> _WHAT NEEDS TO BE DONE_: Below is a block of records. Copy every line in it that contains the word "value".
****************************************
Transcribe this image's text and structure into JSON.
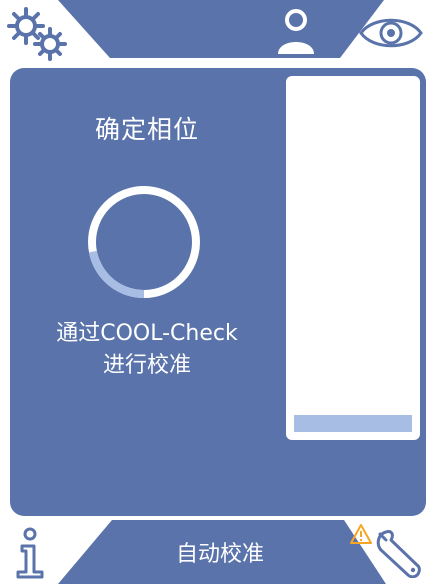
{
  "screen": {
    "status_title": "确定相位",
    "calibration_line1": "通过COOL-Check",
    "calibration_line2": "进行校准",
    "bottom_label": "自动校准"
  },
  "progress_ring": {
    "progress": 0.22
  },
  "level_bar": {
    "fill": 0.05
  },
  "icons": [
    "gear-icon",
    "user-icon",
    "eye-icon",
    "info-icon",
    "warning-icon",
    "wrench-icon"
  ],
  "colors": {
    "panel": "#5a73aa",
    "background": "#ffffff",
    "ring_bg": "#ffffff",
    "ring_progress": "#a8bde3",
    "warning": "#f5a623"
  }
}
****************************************
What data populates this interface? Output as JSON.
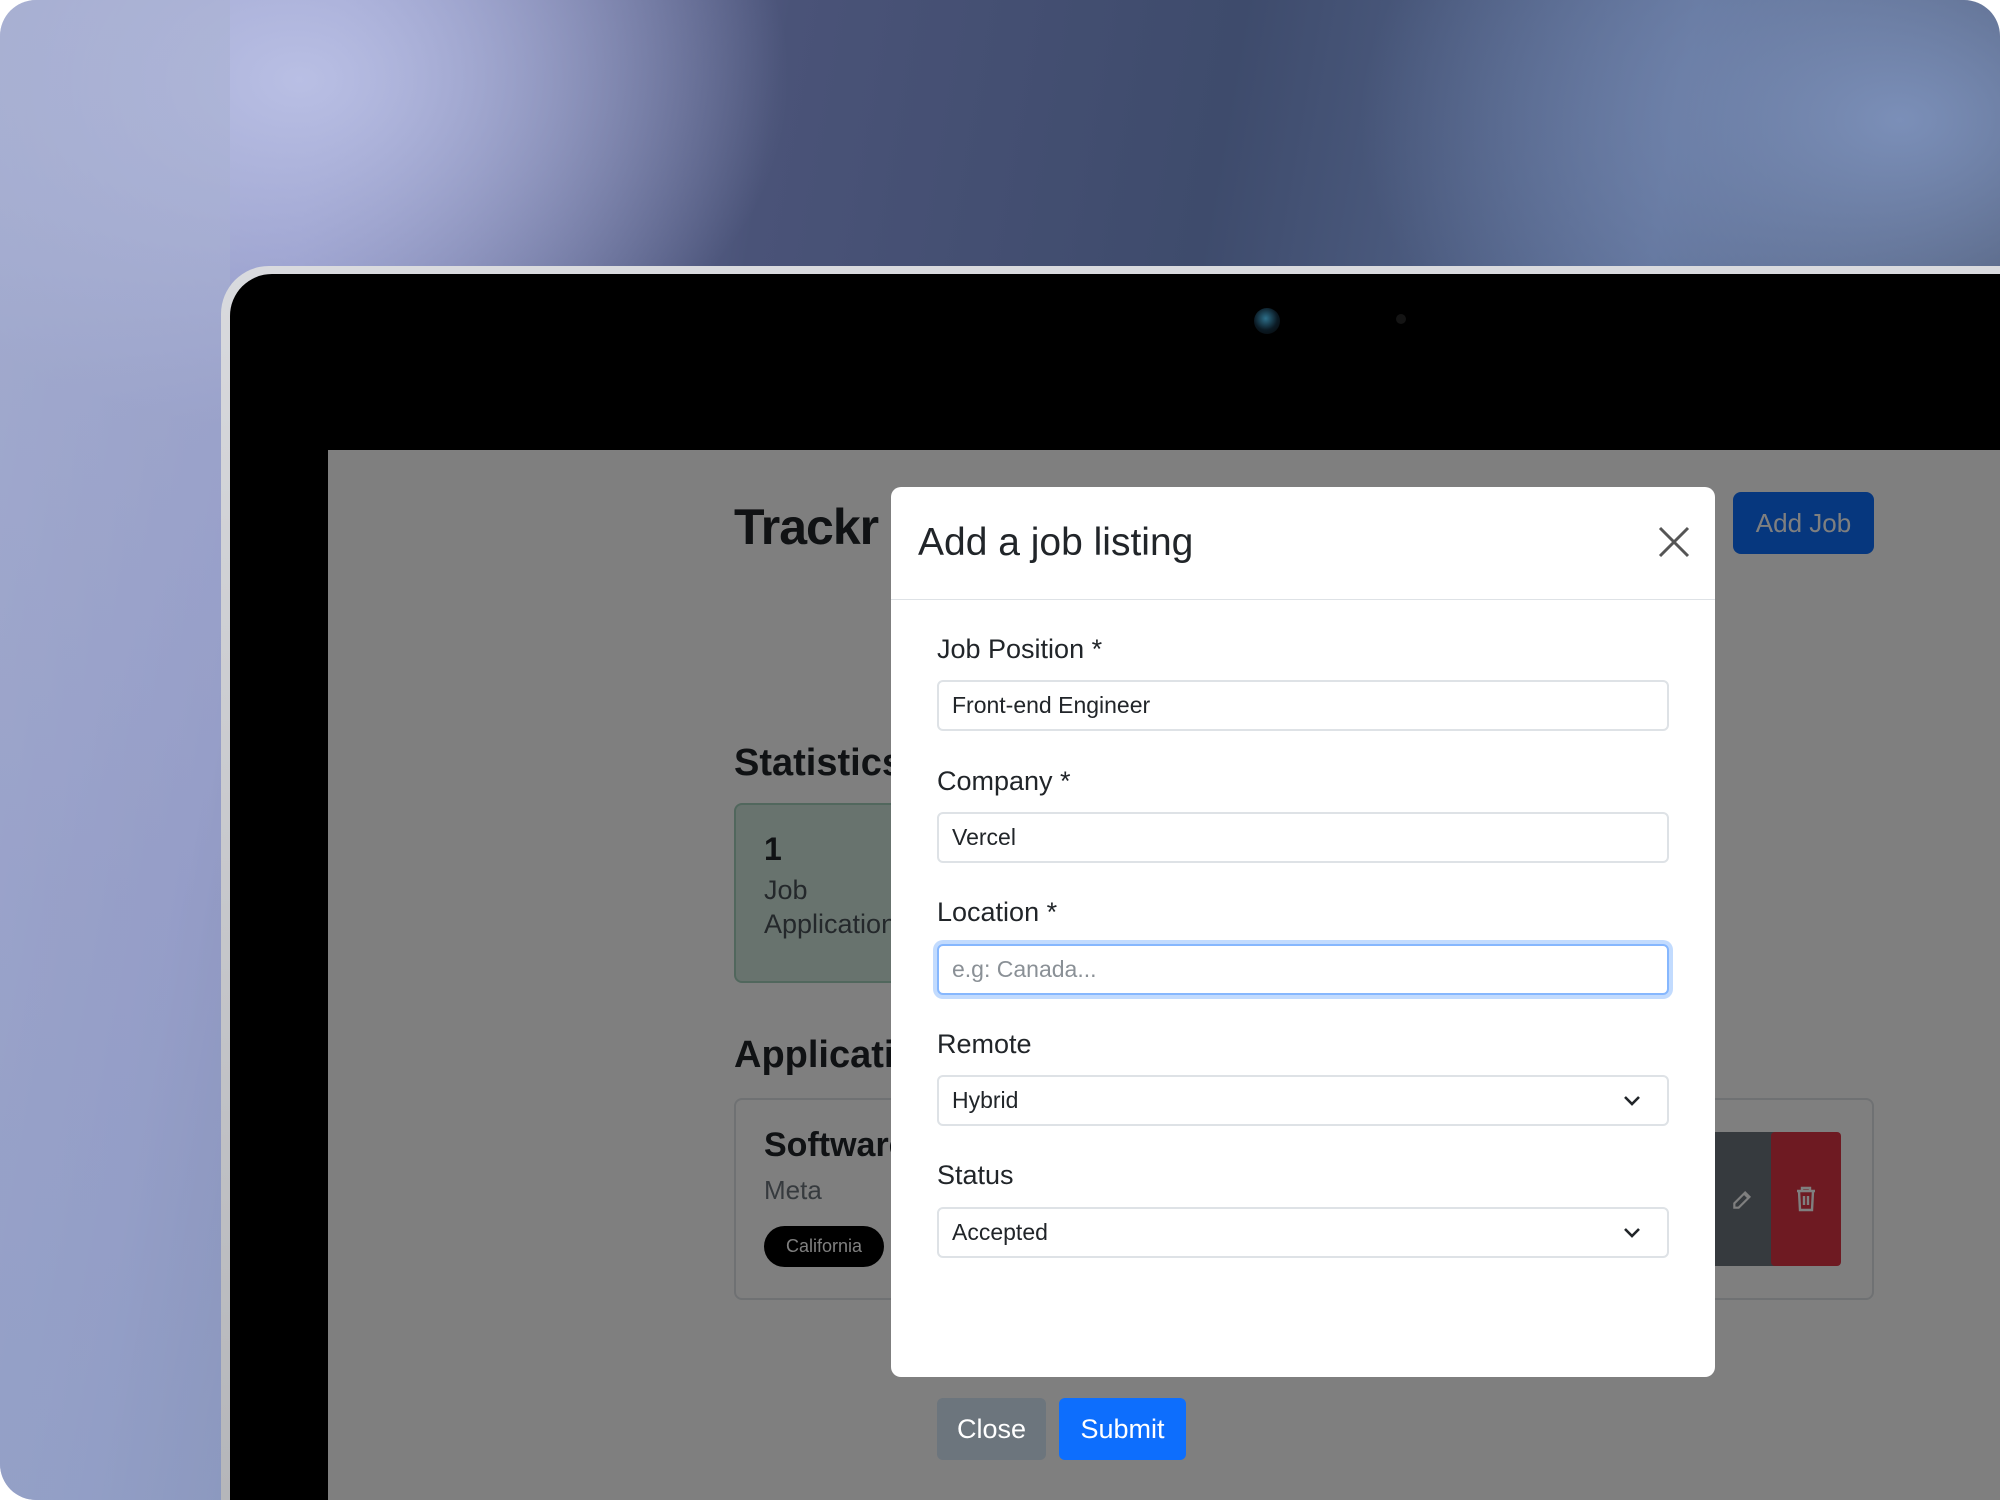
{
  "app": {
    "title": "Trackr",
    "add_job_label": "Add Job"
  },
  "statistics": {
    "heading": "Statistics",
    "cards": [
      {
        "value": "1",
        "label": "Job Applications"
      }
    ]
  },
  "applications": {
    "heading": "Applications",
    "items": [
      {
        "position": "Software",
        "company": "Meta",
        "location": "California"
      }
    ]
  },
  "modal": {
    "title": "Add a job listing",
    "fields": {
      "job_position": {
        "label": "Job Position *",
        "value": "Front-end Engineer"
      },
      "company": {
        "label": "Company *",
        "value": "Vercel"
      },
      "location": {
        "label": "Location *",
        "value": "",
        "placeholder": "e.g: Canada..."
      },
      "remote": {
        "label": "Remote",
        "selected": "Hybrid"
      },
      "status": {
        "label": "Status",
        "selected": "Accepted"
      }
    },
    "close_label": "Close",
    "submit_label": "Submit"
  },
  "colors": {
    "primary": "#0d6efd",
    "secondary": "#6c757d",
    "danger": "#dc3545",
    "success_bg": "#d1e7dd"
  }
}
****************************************
> _RESULT OF THE EXERCISE_:
        "value": "1",
        "value": "Front-end Engineer"
        "value": "Vercel"
        "value": "",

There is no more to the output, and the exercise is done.